Sterry was kind enough to grant me an interview and what follows is her perspective on what may come to be the defining factor of our era of war in the Persian Gulf: depleted uranium.
DC: Do you believe that DU will be as great a health crisis to those returning veterans who've served in Operation Iraqi Freedom as to those who served in the Gulf War?
MS: Yes. All wars are the same, all wars are different. There are always wounds caused by bullets, bombs and shrapnel - these are the wounds everyone understands. However, all wars also have a signature illness. In World War I, it was mustard gas. In World War II, it was the physical trauma of extended POW stays. In Vietnam, it was Agent Orange. In the Gulf War and Operation Iraqi Freedom, the illness is due to DU exposure. People are coming home sick and we need to help ease the burden by intervening before veterans need to go on disability and lose their jobs. If testing is available, we can work toward treating veterans and acknowledging their disorders before they lose their ability to contribute meaningfully to society.
DC: If depleted uranium weaponry was so harmful to soldiers and civilians, why does the government continue to use it?
MS: Depleted uranium is an extraordinarily effective weapon. As a soldier, I am torn: anything that makes it harder to kill me and easier to kill the enemy is a good thing. But as a person, I would concentrate on the hideous side effects. It's not just enemy soldiers that suffer but our own soldiers, plus the civilians and children of the country we use DU weapons against. The health impact and side effects are not a good tradeoff. It's not acceptable collateral damage.
DC: What do you believe are the obligations, if any, of the United States to the countries upon which it unleashes DU weaponry?
MS: I don't know, I really don't know. On a larger scale, I think every state who participates in a war has a responsibility to clean it up. If you plant landmines you pick them up. There are certain obligations we have to human beings regardless of nation. This isn't about Americans or Iraqis; it's about humanity. After World War II, at great expense and energy, we cleaned up Europe - and we have this obligation to the countries we fight wars in today.
DC: How will these bills help soldiers who suffer from depleted uranium poisoning from deployments in Gulf War I and the current Operation Iraqi Freedom?
MS: The bill introduced by Patricia Dillon (D-Conn.), 6008, gives soldiers the right to independent testing and tells us what may or may not be making us sick.
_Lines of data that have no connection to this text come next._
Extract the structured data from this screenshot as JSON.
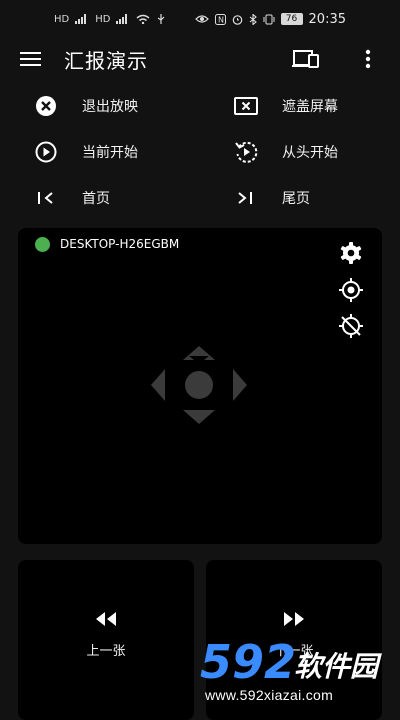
{
  "status_bar": {
    "left_icons": [
      "HD-icon",
      "signal-icon",
      "HD-icon",
      "signal-icon",
      "wifi-icon",
      "usb-icon"
    ],
    "battery": "76",
    "time": "20:35"
  },
  "appbar": {
    "title": "汇报演示",
    "icons": [
      "menu-icon",
      "cast-icon",
      "more-vert-icon"
    ]
  },
  "actions": [
    {
      "id": "exit",
      "label": "退出放映",
      "icon": "close-circle-icon"
    },
    {
      "id": "mask",
      "label": "遮盖屏幕",
      "icon": "close-box-icon"
    },
    {
      "id": "current",
      "label": "当前开始",
      "icon": "play-circle-icon"
    },
    {
      "id": "restart",
      "label": "从头开始",
      "icon": "replay-icon"
    },
    {
      "id": "first",
      "label": "首页",
      "icon": "skip-first-icon"
    },
    {
      "id": "last",
      "label": "尾页",
      "icon": "skip-last-icon"
    }
  ],
  "remote_panel": {
    "device_name": "DESKTOP-H26EGBM",
    "status_color": "#4caf50",
    "icons": [
      "settings-icon",
      "laser-pointer-icon",
      "pointer-off-icon",
      "dpad-icon"
    ]
  },
  "nav": {
    "prev_label": "上一张",
    "next_label": "下一张"
  },
  "watermark": {
    "brand": "592软件园",
    "url": "www.592xiazai.com",
    "colors": {
      "digits": "#3a8bff",
      "text": "#ffffff"
    }
  }
}
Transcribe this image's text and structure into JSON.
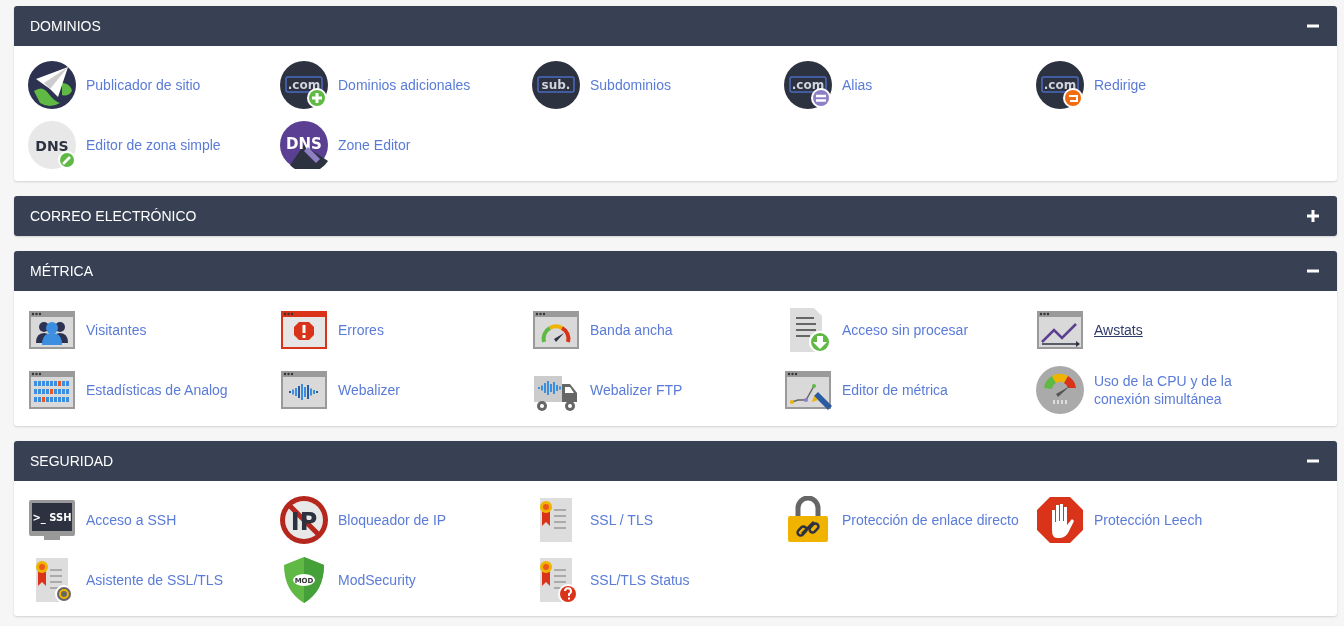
{
  "panels": [
    {
      "title": "DOMINIOS",
      "expanded": true,
      "items": [
        {
          "label": "Publicador de sitio",
          "kind": "globe-plane",
          "hovered": false
        },
        {
          "label": "Dominios adicionales",
          "kind": "com-plus",
          "icon_text": ".com",
          "hovered": false
        },
        {
          "label": "Subdominios",
          "kind": "sub",
          "icon_text": "sub.",
          "hovered": false
        },
        {
          "label": "Alias",
          "kind": "com-equals",
          "icon_text": ".com",
          "hovered": false
        },
        {
          "label": "Redirige",
          "kind": "com-redirect",
          "icon_text": ".com",
          "hovered": false
        },
        {
          "label": "Editor de zona simple",
          "kind": "dns-edit",
          "icon_text": "DNS",
          "hovered": false
        },
        {
          "label": "Zone Editor",
          "kind": "dns-purple",
          "icon_text": "DNS",
          "hovered": false
        }
      ]
    },
    {
      "title": "CORREO ELECTRÓNICO",
      "expanded": false
    },
    {
      "title": "MÉTRICA",
      "expanded": true,
      "items": [
        {
          "label": "Visitantes",
          "kind": "visitors",
          "hovered": false
        },
        {
          "label": "Errores",
          "kind": "errors",
          "hovered": false
        },
        {
          "label": "Banda ancha",
          "kind": "bandwidth",
          "hovered": false
        },
        {
          "label": "Acceso sin procesar",
          "kind": "raw-access",
          "hovered": false
        },
        {
          "label": "Awstats",
          "kind": "awstats",
          "hovered": true
        },
        {
          "label": "Estadísticas de Analog",
          "kind": "analog",
          "hovered": false
        },
        {
          "label": "Webalizer",
          "kind": "webalizer",
          "hovered": false
        },
        {
          "label": "Webalizer FTP",
          "kind": "webalizer-ftp",
          "hovered": false
        },
        {
          "label": "Editor de métrica",
          "kind": "metric-editor",
          "hovered": false
        },
        {
          "label": "Uso de la CPU y de la conexión simultánea",
          "kind": "cpu-gauge",
          "hovered": false
        }
      ]
    },
    {
      "title": "SEGURIDAD",
      "expanded": true,
      "items": [
        {
          "label": "Acceso a SSH",
          "kind": "ssh",
          "icon_text": ">_ SSH",
          "hovered": false
        },
        {
          "label": "Bloqueador de IP",
          "kind": "ip-block",
          "icon_text": "IP",
          "hovered": false
        },
        {
          "label": "SSL / TLS",
          "kind": "ssl-cert",
          "hovered": false
        },
        {
          "label": "Protección de enlace directo",
          "kind": "lock-link",
          "hovered": false
        },
        {
          "label": "Protección Leech",
          "kind": "stop-hand",
          "hovered": false
        },
        {
          "label": "Asistente de SSL/TLS",
          "kind": "ssl-wizard",
          "hovered": false
        },
        {
          "label": "ModSecurity",
          "kind": "modsecurity",
          "icon_text": "MOD",
          "hovered": false
        },
        {
          "label": "SSL/TLS Status",
          "kind": "ssl-status",
          "hovered": false
        }
      ]
    }
  ]
}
There is an inherent conflict of interests with the government testing its own soldiers for DU exposure: at some point the government decided it was not going to acknowledge these problems. The government has kept tests from soldiers and skewed the tests that it has performed. For all those who jump up and down saying they support the troops, few people know what that really means. The Department of Defense's first priority isn't treating its soldiers; it's buying weapons, because that's their job. Until they receive pressure to treat their veterans better, they won't. Bills 6008 and 1245 have a symbiotic relationship in helping to tangibly improve the lives of veterans. Bill 1245, introduced by State Senator Gayle Slossberg (D-Conn.), acts as a supplement - once you have an independent test, what do you do with the information? This bill calls for a task force, a study and a conference on Depleted Uranium and other agents of war that may be affecting the health of American veterans.
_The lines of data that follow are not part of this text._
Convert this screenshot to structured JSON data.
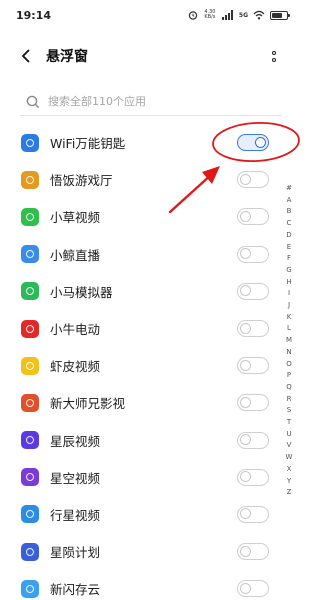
{
  "status_bar": {
    "time": "19:14",
    "net_speed": "4.30 KB/s",
    "network": "5G"
  },
  "header": {
    "title": "悬浮窗"
  },
  "search": {
    "placeholder": "搜索全部110个应用"
  },
  "apps": [
    {
      "name": "WiFi万能钥匙",
      "icon": "wifi-key-icon",
      "color": "#2b7be5",
      "enabled": true
    },
    {
      "name": "悟饭游戏厅",
      "icon": "wufan-game-icon",
      "color": "#e39a1e",
      "enabled": false
    },
    {
      "name": "小草视频",
      "icon": "grass-video-icon",
      "color": "#2fbf4a",
      "enabled": false
    },
    {
      "name": "小鲸直播",
      "icon": "whale-live-icon",
      "color": "#3a8ce8",
      "enabled": false
    },
    {
      "name": "小马模拟器",
      "icon": "pony-emulator-icon",
      "color": "#2cb95a",
      "enabled": false
    },
    {
      "name": "小牛电动",
      "icon": "niu-electric-icon",
      "color": "#e02a2a",
      "enabled": false
    },
    {
      "name": "虾皮视频",
      "icon": "shrimp-video-icon",
      "color": "#f0c21a",
      "enabled": false
    },
    {
      "name": "新大师兄影视",
      "icon": "master-video-icon",
      "color": "#e0502b",
      "enabled": false
    },
    {
      "name": "星辰视频",
      "icon": "star-video-icon",
      "color": "#5b3be0",
      "enabled": false
    },
    {
      "name": "星空视频",
      "icon": "starry-video-icon",
      "color": "#7a3bd6",
      "enabled": false
    },
    {
      "name": "行星视频",
      "icon": "planet-video-icon",
      "color": "#2c8de6",
      "enabled": false
    },
    {
      "name": "星陨计划",
      "icon": "meteor-plan-icon",
      "color": "#3b5fd8",
      "enabled": false
    },
    {
      "name": "新闪存云",
      "icon": "flash-cloud-icon",
      "color": "#3aa0f0",
      "enabled": false
    }
  ],
  "index_letters": [
    "#",
    "A",
    "B",
    "C",
    "D",
    "E",
    "F",
    "G",
    "H",
    "I",
    "J",
    "K",
    "L",
    "M",
    "N",
    "O",
    "P",
    "Q",
    "R",
    "S",
    "T",
    "U",
    "V",
    "W",
    "X",
    "Y",
    "Z"
  ],
  "colors": {
    "accent": "#2f6fd6",
    "annotation": "#e01818"
  }
}
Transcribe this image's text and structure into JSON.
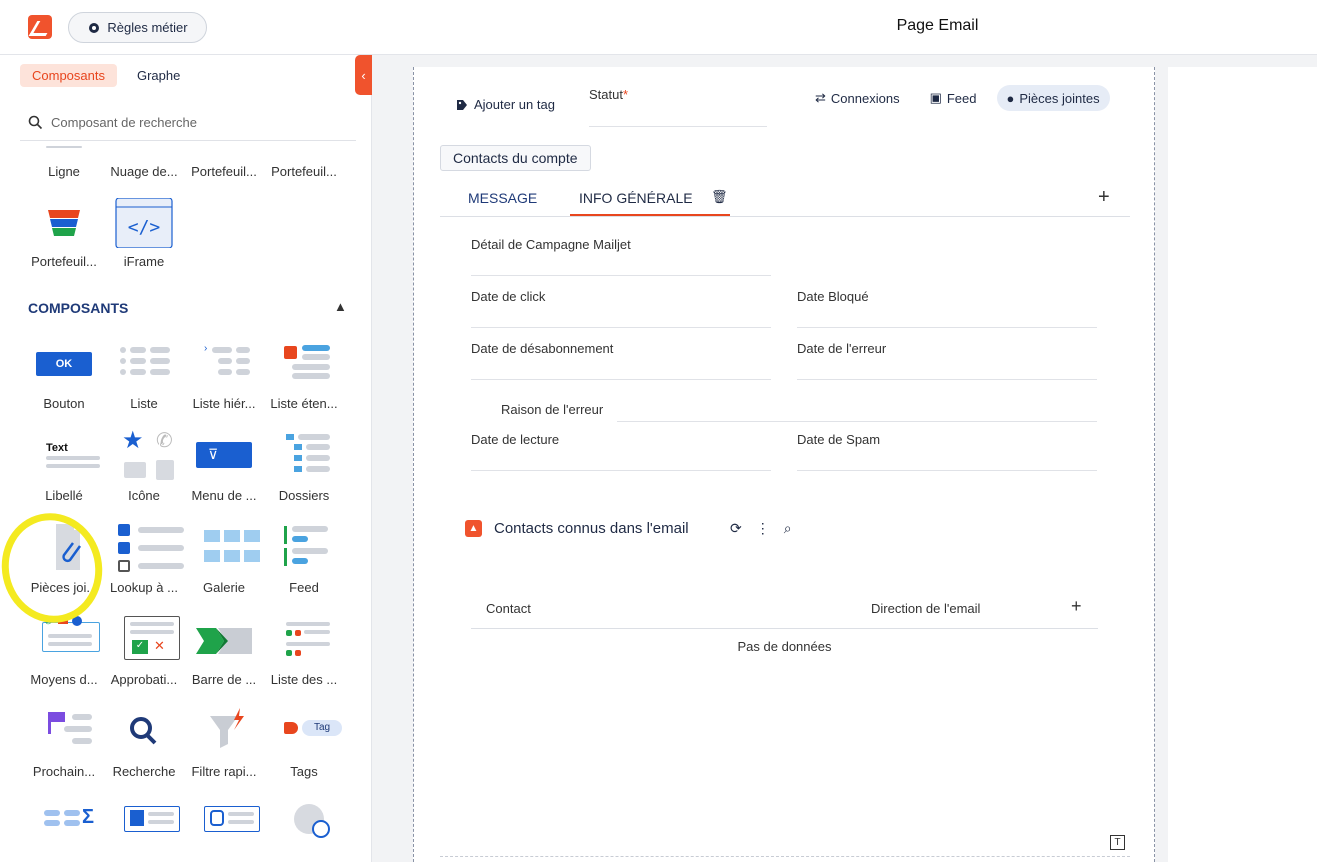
{
  "header": {
    "rules_button": "Règles métier",
    "page_title": "Page Email"
  },
  "left": {
    "tabs": [
      "Composants",
      "Graphe"
    ],
    "search_placeholder": "Composant de recherche",
    "top_items": [
      "Ligne",
      "Nuage de...",
      "Portefeuil...",
      "Portefeuil...",
      "Portefeuil...",
      "iFrame"
    ],
    "section_title": "COMPOSANTS",
    "items": [
      "Bouton",
      "Liste",
      "Liste hiér...",
      "Liste éten...",
      "Libellé",
      "Icône",
      "Menu de ...",
      "Dossiers",
      "Pièces joi...",
      "Lookup à ...",
      "Galerie",
      "Feed",
      "Moyens d...",
      "Approbati...",
      "Barre de ...",
      "Liste des ...",
      "Prochain...",
      "Recherche",
      "Filtre rapi...",
      "Tags"
    ],
    "ok_text": "OK",
    "text_icon_text": "Text",
    "tag_icon_text": "Tag"
  },
  "canvas": {
    "add_tag": "Ajouter un tag",
    "statut_label": "Statut",
    "statut_required": "*",
    "right_tabs": [
      "Connexions",
      "Feed",
      "Pièces jointes"
    ],
    "contacts_chip": "Contacts du compte",
    "message_tabs": [
      "MESSAGE",
      "INFO GÉNÉRALE"
    ],
    "fields": {
      "campagne": "Détail de Campagne Mailjet",
      "click": "Date de click",
      "bloque": "Date Bloqué",
      "desabo": "Date de désabonnement",
      "erreur_date": "Date de l'erreur",
      "raison": "Raison de l'erreur",
      "lecture": "Date de lecture",
      "spam": "Date de Spam"
    },
    "subtable": {
      "title": "Contacts connus dans l'email",
      "col_contact": "Contact",
      "col_direction": "Direction de l'email",
      "no_data": "Pas de données"
    },
    "t_icon": "T"
  },
  "colors": {
    "accent": "#f0532d",
    "navy": "#1f3a78",
    "highlight": "#f4ea20"
  }
}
It is time for this country, state and university to get behind our veterans. They, who sacrifice so much for us deserve our unwavering and genuine support. Unless you call Dillon and Slossberg, take the useless yellow ribbon off of your car.